PORTLAND, Ore. (KOIN) – We are about to jump into a four-day period of rain and thundershowers (it may even be five days). Knowing how our spring months have turned out in the recent past, there is always a moment that starts to trend towards dry conditions.

Will we extend the rain through May? Will we keep a traditional June gloom in place too? It’s possible. However, let’s approach this rainy stretch as if it may be our wettest day this month. What will it do for the Willamette Valley and is it enough to help out other portions of the state?

Right now, we have a minor ridge hanging over the Pacific Northwest. This ridge is going to forfeit all the positioning to a trough of cool unstable air. That will come riding in on Thursday, connecting to a fairly impressive stream of moisture. The combination of the two should lead to some rainy moments Thursday and Friday.

There will be a trailing trough that will swing the main axis right over the top of us by the weekend. Temperatures will have a hard time warming to the 60s — that’s not something that we see in May often. The daytime average for Portland is actually getting closer and closer to 70 degrees (May 18).

The weather story for the next five days will look something like the graphic below. We had similar days like this in April.

Over a 30-year period, the spring months average over nine inches of rain. Last year, the driest spring on record, only published 2.52 inches of rain. We have already surpassed the 30-year average this spring. That was due to a massive April rain total, the wettest on record.

That doesn’t mean we are working with house money this May for Oregon.

Yes, northwest Oregon is fairing well. The rest of the state, however, is still hunting for more water. It won’t do us any harm to bring in more rain here locally, too. Of course, we’d prefer that to be in moderation without dangerous flooding or landslides.

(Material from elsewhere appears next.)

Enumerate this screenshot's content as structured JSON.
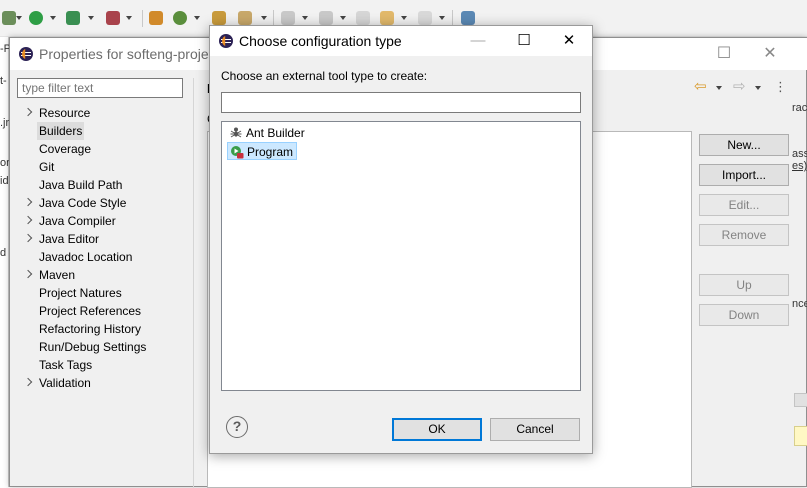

We are just four days into May and we have a splash of rain in the gauge, per the Portland International Airport. There have been plenty of showers and much higher totals around Portland this month. We had a stretch of heavy storms that dumped rain on the southern I-205 corridor just the other day. Some have already picked up over an inch of rain. With that, we are primed for more.

Where will that May total wrap up by this time next week? There is a good chance it is somewhere closer to the May average for the month.

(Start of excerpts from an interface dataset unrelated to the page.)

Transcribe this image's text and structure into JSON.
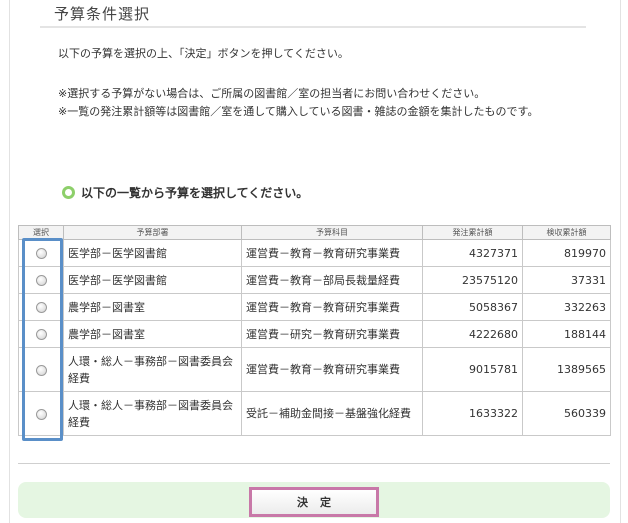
{
  "page": {
    "title": "予算条件選択",
    "intro": "以下の予算を選択の上、「決定」ボタンを押してください。",
    "notes": [
      "※選択する予算がない場合は、ご所属の図書館／室の担当者にお問い合わせください。",
      "※一覧の発注累計額等は図書館／室を通して購入している図書・雑誌の金額を集計したものです。"
    ],
    "section_heading": "以下の一覧から予算を選択してください。"
  },
  "table": {
    "headers": [
      "選択",
      "予算部署",
      "予算科目",
      "発注累計額",
      "検収累計額"
    ],
    "rows": [
      {
        "department": "医学部－医学図書館",
        "item": "運営費－教育－教育研究事業費",
        "ordered": "4327371",
        "inspected": "819970"
      },
      {
        "department": "医学部－医学図書館",
        "item": "運営費－教育－部局長裁量経費",
        "ordered": "23575120",
        "inspected": "37331"
      },
      {
        "department": "農学部－図書室",
        "item": "運営費－教育－教育研究事業費",
        "ordered": "5058367",
        "inspected": "332263"
      },
      {
        "department": "農学部－図書室",
        "item": "運営費－研究－教育研究事業費",
        "ordered": "4222680",
        "inspected": "188144"
      },
      {
        "department": "人環・総人－事務部－図書委員会経費",
        "item": "運営費－教育－教育研究事業費",
        "ordered": "9015781",
        "inspected": "1389565"
      },
      {
        "department": "人環・総人－事務部－図書委員会経費",
        "item": "受託－補助金間接－基盤強化経費",
        "ordered": "1633322",
        "inspected": "560339"
      }
    ]
  },
  "actions": {
    "decide_label": "決定"
  },
  "colors": {
    "section_icon": "#8dcf6a",
    "selection_highlight": "#5a8fc8",
    "action_bar": "#e5f6e2",
    "button_border": "#c878a8"
  },
  "icons": {
    "section_heading": "green-circle-icon"
  }
}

A steady stream of moisture will arrive Thursday morning. This will impact just about everyone for the morning.

A southwest wind will keep us wet from the coast to central Oregon. This usually prevents a significant rain shadow for the valley. Notice the surge of moisture that is expected to reach locations like Madras and areas of Wasco county. This first system should help out some of the more deprived areas of Oregon too.

The steady rain may turn more to showers, but they will have the potential to be heavy at times. There are signs of more scattered showers on Friday than Thursday. You can cycle through the graphic slideshow below to get a visual of the incoming system.

In the short-term, Thursday may drop up to a half-inch of rain across the Willamette Valley. There may be some isolated locations that end up pulling in over half an inch of rain.

What is encouraging are those rain totals over on the other side of the mountain. Thursday is only day No. 1 of the extended stretch of wet weather that we will endure here in the coming days.

With so many microclimates and nooks and crannies here in Oregon, those rain totals can vary significantly. What is most important, is that the water is expected to spread across most, if not all of the state.

We have more in line, which shouldn’t be overlooked. Each day has the possibility to impact the commute both in the morning and afternoon.

However, it will be Saturday and Sunday that hold the threat of thunderstorms. That means isolated downpours and fits of small hail. If this holds true, it will probably end up being the most active slice of May. It likely will be enough for the northern Willamette Valley and the coast, the same locations that are already a step outside of drought conditions.

For the rest of the state, this stretch of rain will not be enough. It would be way more beneficial to keep the rain coming, while also factoring in a gloomy and wet June.